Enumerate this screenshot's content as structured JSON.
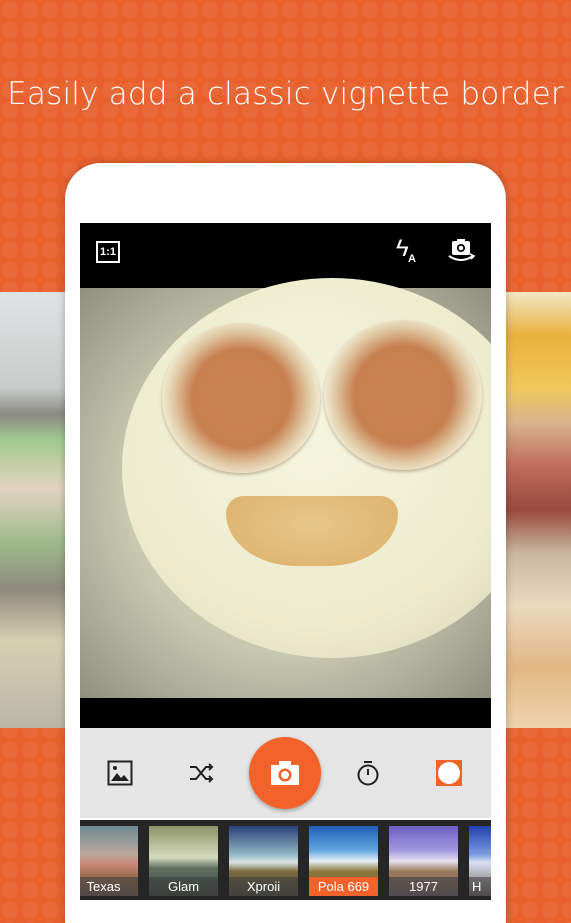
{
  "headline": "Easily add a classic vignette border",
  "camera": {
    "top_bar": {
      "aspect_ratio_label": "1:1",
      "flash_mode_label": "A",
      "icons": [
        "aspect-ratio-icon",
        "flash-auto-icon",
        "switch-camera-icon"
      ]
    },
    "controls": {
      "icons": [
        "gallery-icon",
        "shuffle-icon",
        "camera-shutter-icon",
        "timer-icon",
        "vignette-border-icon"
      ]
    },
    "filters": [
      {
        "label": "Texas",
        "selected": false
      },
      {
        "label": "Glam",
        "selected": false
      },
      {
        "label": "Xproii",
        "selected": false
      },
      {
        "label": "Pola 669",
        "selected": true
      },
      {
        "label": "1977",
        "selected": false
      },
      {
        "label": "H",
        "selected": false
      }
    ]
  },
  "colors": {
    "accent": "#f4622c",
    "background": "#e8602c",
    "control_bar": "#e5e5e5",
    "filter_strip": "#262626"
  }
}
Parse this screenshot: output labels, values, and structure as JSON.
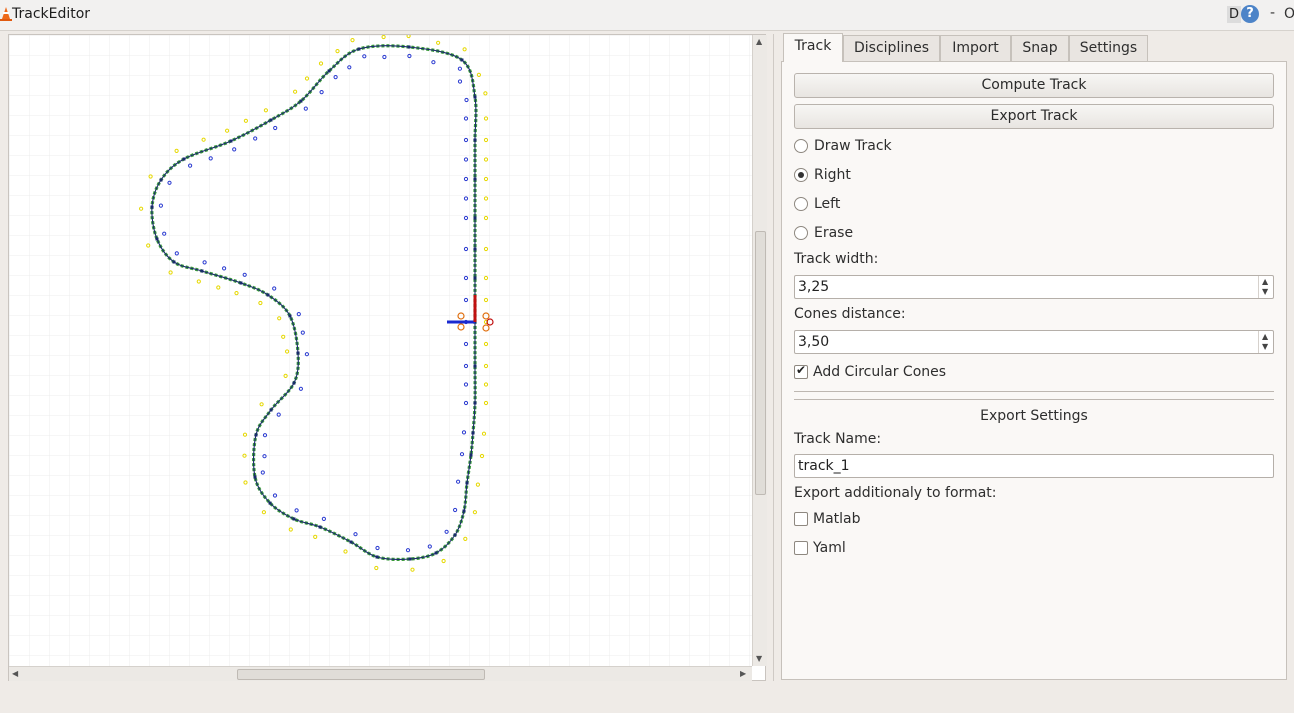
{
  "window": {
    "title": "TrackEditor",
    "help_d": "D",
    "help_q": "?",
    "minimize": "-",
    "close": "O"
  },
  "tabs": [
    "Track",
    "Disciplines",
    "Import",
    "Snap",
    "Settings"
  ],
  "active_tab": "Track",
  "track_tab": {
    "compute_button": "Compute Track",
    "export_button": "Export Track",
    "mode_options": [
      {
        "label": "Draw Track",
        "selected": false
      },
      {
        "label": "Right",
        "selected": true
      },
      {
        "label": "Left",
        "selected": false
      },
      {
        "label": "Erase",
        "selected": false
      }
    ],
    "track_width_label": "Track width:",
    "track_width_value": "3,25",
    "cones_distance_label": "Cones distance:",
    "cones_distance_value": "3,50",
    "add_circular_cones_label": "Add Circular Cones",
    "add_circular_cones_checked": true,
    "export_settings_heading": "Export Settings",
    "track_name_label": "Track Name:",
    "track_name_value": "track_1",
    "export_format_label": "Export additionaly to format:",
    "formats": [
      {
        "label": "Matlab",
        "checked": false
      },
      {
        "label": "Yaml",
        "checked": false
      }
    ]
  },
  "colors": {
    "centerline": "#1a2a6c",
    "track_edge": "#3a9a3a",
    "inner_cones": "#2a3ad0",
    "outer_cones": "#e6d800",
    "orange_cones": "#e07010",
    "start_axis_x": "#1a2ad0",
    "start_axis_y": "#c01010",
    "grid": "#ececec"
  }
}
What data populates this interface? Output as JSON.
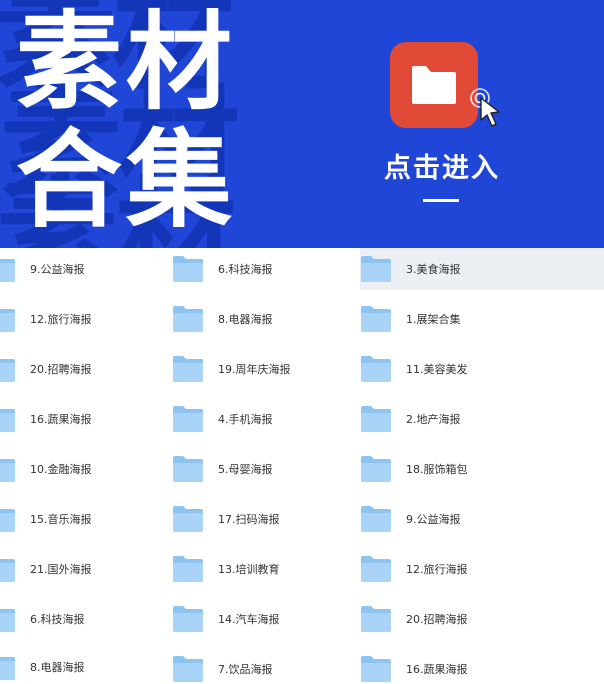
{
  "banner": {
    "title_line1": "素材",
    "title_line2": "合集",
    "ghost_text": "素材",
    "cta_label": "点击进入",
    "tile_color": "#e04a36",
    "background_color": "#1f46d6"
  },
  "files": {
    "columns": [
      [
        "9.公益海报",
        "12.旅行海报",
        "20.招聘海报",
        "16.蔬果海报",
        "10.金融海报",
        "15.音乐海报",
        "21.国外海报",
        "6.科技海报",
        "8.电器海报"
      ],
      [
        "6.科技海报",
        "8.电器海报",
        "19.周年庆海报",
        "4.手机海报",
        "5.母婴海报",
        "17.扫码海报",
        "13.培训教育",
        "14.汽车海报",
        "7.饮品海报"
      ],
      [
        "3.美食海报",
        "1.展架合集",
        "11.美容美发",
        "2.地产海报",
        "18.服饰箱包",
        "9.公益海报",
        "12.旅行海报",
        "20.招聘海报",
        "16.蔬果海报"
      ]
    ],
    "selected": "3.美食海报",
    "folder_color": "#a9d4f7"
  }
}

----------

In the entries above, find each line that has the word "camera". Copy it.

### Exercise response
  "camera": {
        "switch-camera-icon"
        "camera-shutter-icon",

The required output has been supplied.